“Are you safe?”
Those were the first words that the person on the other end of the phone asked me Thanksgiving night. My insurance company’s roadside assistance hotline started the call not with questions verifying who I was or whether my policy was up to date, but if I was okay.
“Yes,” I said. And I was.
Though my heart was racing and my mind was going a thousand thoughts a second, I was safe. We were safe. On the side of the road in Newburgh, just off the highway, I’d managed — with support and help from my boyfriend — to maneuver my failing car off the highway and to a safe spot beside the road even as all the power systems — from the headlights and dashboard to the power steering — failed.
It’s amazing how three little words placed at the start of a conversation can be so reassuring and calming. I was panicked — I needed to pick up my children. I needed my car to work. I needed not to be on the side of the road.
But I was safe.
As we waited there for the kindly tow truck driver who assured me he’d be there soon, other cars stopped to ensure we were all right, some turning off the highway in our direction just to check on us. The very thought of this kindness brings tears to my eyes. It’s just so nice.

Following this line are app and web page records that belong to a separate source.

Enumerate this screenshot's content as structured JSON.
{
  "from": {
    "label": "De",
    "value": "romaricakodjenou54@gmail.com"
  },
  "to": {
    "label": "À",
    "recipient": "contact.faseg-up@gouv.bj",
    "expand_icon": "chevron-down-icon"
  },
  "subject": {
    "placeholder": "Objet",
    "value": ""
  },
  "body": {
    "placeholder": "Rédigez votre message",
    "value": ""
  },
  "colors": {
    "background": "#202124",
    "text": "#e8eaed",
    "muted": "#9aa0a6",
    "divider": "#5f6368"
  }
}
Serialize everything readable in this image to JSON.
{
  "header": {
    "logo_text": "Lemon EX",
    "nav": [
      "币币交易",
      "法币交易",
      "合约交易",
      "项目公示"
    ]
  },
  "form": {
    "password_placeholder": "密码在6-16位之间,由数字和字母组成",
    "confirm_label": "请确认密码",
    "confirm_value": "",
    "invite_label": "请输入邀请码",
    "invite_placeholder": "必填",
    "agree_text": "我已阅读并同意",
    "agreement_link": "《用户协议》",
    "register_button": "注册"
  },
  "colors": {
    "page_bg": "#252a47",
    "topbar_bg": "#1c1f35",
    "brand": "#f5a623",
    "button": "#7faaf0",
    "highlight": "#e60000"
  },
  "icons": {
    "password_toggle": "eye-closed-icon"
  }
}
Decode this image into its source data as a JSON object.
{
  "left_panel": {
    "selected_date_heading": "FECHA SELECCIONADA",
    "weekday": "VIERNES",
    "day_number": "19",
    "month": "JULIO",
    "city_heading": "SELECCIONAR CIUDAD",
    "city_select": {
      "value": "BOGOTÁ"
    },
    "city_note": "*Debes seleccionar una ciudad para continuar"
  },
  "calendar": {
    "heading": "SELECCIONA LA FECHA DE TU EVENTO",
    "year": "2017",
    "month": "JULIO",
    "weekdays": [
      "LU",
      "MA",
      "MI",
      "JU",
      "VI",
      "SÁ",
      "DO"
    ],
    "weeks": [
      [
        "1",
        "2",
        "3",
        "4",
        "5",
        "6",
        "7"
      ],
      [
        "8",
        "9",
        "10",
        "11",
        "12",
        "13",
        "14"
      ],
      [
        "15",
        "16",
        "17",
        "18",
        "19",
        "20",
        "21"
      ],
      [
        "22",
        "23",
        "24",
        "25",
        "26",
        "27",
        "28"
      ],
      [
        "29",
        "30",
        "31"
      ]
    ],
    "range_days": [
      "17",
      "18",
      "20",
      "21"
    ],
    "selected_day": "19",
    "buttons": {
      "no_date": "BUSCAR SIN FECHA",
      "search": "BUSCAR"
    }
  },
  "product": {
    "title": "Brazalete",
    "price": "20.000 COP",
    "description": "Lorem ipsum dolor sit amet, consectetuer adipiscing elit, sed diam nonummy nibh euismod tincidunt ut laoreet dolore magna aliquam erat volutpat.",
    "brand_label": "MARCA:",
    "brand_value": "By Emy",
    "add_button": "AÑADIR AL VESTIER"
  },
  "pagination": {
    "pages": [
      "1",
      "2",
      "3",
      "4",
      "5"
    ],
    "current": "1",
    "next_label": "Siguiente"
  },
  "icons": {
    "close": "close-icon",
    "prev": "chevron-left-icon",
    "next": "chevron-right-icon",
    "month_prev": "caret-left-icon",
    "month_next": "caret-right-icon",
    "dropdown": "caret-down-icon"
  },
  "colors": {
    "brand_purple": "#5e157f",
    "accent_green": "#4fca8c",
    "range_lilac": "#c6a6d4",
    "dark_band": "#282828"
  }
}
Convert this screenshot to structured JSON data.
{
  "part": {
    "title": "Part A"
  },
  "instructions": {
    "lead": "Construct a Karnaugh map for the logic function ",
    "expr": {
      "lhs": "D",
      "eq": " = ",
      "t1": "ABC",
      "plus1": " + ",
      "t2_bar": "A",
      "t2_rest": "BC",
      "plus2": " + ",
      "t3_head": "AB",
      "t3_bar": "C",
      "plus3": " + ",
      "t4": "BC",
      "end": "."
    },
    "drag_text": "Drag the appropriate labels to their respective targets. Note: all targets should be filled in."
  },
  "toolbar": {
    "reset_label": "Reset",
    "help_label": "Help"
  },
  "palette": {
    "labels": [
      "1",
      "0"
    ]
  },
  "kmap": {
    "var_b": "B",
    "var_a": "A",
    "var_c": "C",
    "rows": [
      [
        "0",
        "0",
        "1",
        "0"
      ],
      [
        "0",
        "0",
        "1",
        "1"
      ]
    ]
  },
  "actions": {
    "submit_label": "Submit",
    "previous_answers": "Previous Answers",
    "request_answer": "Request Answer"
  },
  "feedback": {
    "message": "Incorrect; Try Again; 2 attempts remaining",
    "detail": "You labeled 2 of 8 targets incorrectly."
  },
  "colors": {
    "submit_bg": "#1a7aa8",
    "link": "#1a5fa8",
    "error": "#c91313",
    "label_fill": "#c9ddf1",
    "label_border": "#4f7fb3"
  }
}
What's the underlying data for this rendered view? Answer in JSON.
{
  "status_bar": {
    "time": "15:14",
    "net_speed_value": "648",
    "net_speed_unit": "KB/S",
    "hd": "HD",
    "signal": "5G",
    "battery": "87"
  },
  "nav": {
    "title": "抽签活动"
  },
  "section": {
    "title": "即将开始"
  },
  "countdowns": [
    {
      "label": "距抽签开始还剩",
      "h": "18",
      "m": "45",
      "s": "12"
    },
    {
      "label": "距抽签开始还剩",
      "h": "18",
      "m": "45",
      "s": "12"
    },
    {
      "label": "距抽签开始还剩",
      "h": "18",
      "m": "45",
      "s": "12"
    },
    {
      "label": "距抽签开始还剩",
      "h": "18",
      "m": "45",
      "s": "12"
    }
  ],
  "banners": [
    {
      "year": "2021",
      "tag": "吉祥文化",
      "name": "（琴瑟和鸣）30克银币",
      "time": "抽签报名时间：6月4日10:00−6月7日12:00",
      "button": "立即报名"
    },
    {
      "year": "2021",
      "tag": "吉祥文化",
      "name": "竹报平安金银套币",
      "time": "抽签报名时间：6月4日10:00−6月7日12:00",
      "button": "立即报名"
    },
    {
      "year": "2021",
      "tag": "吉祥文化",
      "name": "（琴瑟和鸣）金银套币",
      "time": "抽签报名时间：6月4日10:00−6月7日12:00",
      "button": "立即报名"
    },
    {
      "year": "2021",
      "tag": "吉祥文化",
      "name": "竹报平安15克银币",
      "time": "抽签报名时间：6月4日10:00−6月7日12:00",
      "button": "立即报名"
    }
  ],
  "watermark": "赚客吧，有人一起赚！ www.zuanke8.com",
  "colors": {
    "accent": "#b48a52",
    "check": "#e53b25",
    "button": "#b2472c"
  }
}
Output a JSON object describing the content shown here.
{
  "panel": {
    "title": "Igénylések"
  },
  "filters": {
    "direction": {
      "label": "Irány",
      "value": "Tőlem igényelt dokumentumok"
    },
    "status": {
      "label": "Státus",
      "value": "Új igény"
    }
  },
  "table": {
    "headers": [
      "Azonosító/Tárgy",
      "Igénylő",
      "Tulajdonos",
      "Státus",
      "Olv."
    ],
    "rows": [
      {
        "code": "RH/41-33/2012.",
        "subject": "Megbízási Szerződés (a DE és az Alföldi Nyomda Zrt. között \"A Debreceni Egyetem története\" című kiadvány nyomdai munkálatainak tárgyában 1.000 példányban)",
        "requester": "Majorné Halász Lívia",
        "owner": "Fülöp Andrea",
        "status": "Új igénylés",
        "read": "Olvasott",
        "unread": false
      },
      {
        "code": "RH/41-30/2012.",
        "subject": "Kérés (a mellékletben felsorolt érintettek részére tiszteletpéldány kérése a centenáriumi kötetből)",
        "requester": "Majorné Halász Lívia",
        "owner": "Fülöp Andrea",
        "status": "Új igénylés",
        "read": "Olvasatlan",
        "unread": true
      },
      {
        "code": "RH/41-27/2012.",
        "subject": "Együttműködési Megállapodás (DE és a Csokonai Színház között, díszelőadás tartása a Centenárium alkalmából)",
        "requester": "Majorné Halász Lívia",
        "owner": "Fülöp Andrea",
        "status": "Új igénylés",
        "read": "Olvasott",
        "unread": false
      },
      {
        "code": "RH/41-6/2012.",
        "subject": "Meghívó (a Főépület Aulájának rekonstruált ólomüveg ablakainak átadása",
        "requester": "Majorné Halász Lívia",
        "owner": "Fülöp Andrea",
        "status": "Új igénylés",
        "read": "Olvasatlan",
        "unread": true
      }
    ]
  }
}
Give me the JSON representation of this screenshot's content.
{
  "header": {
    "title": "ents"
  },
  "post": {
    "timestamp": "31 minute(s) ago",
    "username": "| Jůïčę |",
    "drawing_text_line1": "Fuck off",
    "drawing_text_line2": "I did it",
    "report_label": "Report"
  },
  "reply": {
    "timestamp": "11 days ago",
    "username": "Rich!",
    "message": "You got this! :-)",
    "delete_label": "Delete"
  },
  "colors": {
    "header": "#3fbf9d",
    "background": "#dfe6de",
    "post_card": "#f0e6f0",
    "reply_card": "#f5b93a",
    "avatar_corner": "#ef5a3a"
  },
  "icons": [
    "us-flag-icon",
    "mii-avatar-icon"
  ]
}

People who didn’t know us stopped to try to help.
We were safe.
That was the second time on Thanksgiving this year that something revived my faith in humans and humanity. These past few weeks, months, year have been so fraught with discord and disagreement as we’ve watched an ugly political season unfold. But on Thanksgiving, strangers stopped to help.
And not just on the side of the road in Newburgh either.
Early on Thursday, my boyfriend learned that his estranged father is now homeless in New York. Distraught, he asked for help on Facebook — for food or a blanket for his father. Something, anything, to help the terrible situation he’s in.
“There is a man at St. Monica’s Church on E 79th currently, wearing a blue coat and black hat. He is homeless and HIV positive. His name is Victor and he is my father,” he wrote.
People responded in spades. Complete strangers who are friends of friends and acquaintances took time to seek him out.
“Everybody’s looking for Victor,” someone told another who’d sought him out.
That night, Victor had food in his belly, a blanket to keep him warm and a change of clothes for the next day. For many reasons — human nature is complicated — he might not have a roof over his head again unless he chooses to, but that cold night on the streets of the city where I grew up, he knew love.
As we enter this season of joy and giving, remember that kindness matters. Love exists. We can be decent to each other, and it makes the world so much brighter.
I can’t help but think of the words of the late Dawn Hochsprung, who was my children’s principal at Sandy Hook School four years ago: “Be nice to each other. It’s really all that matters.” Dawn died protecting her students on Dec. 14, 2012, but her words have stuck with me — they are so true.
In the world where there’s so much unrest, we have a choice. We can put aside the things that we disagree on. We can go on, and be kind to each other. And we should. Really, it’s all that matters.
This week’s recipe is meant for sharing. It’s the kind of recipe you make for coworkers or family gatherings or that cookie swap. It’s also the kind of recipe that’s perfect for making and dropping off to the people who bring love, light and kindness into our lives — like the folks who work in school offices, who answer the oncologist’s phone, those who don heavy suits and run into fires.
This is something to share with those who help.
And when we slow down and look at the world around us, one thing is apparent: There are plenty of people who do, and will, help
- 1 cup granulated sugar
- 2 tbsp cocoa powder
- 3 tbsp butter
- ½ cup milk
- ⅔ cup peanut butter (chunky or creamy)
- ½ tsp vanilla extract
- 1½ cup quick rolled oats
- In a medium saucepan, combine the sugar, cocoa powder, butter and milk. Bring to a boil over medium heat, and then boil for 1 minute. Stir in the peanut butter until combined.
- Remove from heat and stir in the vanilla extract and oats.
- Line a baking sheet or cutting board with waxed paper. Drop balls of dough by the teaspoonful onto the waxed paper. Let cool completely. Enjoy.